* _Instructions for the task_
From the line containing "Extract the structured" down to the final entry below, restate each line word for word.

* _Record extracts_
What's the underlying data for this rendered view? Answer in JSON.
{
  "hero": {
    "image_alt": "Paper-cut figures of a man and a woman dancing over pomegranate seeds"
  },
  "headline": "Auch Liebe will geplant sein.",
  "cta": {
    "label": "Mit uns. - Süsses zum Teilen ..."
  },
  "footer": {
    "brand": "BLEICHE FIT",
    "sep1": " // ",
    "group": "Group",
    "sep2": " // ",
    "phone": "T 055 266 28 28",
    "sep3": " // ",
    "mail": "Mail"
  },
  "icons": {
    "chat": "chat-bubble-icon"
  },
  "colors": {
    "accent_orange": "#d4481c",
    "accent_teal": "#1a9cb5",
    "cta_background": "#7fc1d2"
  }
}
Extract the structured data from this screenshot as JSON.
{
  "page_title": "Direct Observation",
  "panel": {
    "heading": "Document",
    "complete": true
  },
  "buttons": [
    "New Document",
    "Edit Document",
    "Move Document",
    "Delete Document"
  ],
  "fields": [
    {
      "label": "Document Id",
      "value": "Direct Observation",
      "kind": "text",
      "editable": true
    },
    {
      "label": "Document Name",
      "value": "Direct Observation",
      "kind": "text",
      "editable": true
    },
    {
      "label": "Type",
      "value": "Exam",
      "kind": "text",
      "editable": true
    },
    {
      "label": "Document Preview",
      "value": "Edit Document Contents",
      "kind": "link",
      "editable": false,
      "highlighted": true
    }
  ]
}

* _Solution to this task_
Extract the structured data from this screenshot as JSON.
{
  "page_title": "Direct Observation",
  "panel": {
    "heading": "Document",
    "complete": true
  },
  "buttons": [
    "New Document",
    "Edit Document",
    "Move Document",
    "Delete Document"
  ],
  "fields": [
    {
      "label": "Document Id",
      "value": "Direct Observation",
      "kind": "text",
      "editable": true
    },
    {
      "label": "Document Name",
      "value": "Direct Observation",
      "kind": "text",
      "editable": true
    },
    {
      "label": "Type",
      "value": "Exam",
      "kind": "text",
      "editable": true
    },
    {
      "label": "Document Preview",
      "value": "Edit Document Contents",
      "kind": "link",
      "editable": false,
      "highlighted": true
    }
  ]
}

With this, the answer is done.